RECORDS FOR THIS TASK:
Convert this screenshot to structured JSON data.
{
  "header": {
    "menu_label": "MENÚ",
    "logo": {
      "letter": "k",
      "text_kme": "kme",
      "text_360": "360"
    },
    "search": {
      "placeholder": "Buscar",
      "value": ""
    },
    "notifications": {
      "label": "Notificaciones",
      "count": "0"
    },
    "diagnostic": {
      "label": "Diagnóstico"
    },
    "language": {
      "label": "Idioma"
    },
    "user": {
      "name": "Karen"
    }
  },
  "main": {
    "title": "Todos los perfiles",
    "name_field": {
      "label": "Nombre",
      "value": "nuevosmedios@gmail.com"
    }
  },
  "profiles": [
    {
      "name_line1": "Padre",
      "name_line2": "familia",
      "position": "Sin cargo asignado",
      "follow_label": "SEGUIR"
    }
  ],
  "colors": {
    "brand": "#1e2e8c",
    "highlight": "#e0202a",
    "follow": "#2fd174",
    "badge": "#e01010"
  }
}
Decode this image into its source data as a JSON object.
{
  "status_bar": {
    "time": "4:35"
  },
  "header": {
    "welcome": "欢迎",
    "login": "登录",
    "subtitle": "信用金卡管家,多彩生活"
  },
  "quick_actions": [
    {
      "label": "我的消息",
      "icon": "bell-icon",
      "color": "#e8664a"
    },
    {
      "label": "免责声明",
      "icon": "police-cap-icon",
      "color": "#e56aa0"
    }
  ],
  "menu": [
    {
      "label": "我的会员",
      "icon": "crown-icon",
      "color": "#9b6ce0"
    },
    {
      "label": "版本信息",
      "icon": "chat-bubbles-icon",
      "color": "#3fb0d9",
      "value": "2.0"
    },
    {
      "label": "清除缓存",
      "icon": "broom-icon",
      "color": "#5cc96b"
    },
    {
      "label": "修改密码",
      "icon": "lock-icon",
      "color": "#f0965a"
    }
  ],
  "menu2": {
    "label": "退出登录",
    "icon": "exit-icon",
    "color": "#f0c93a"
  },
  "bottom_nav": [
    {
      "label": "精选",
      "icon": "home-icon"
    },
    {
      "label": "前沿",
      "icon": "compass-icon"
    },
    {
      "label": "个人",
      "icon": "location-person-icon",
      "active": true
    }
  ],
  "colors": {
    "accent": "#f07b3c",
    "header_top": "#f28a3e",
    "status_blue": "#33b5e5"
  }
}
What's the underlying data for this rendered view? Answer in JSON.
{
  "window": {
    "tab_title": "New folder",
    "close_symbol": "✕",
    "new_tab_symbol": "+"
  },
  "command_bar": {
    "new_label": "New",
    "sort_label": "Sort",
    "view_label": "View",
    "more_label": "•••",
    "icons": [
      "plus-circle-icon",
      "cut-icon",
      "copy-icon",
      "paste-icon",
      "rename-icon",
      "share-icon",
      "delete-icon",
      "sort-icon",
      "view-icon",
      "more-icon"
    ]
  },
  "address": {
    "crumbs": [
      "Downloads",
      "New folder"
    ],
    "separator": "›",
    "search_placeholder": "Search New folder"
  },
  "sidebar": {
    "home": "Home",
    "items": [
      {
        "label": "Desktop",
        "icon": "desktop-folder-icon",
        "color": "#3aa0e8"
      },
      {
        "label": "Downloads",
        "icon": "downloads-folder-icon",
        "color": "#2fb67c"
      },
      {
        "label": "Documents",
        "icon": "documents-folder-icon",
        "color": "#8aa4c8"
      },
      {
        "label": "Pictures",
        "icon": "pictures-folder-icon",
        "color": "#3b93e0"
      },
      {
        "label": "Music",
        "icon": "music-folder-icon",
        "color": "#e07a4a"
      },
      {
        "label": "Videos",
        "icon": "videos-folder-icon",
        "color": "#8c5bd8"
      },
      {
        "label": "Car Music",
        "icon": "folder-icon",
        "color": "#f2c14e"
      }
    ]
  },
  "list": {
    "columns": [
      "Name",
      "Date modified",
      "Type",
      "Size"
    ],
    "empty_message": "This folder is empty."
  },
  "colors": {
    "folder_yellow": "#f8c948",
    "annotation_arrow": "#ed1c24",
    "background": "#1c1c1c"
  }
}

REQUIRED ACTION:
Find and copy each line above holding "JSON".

OUTPUT OF THE TASK:
Convert this screenshot to structured JSON data.
Decode this image into its source data as a JSON object.
What's the underlying data for this rendered view? Answer in JSON.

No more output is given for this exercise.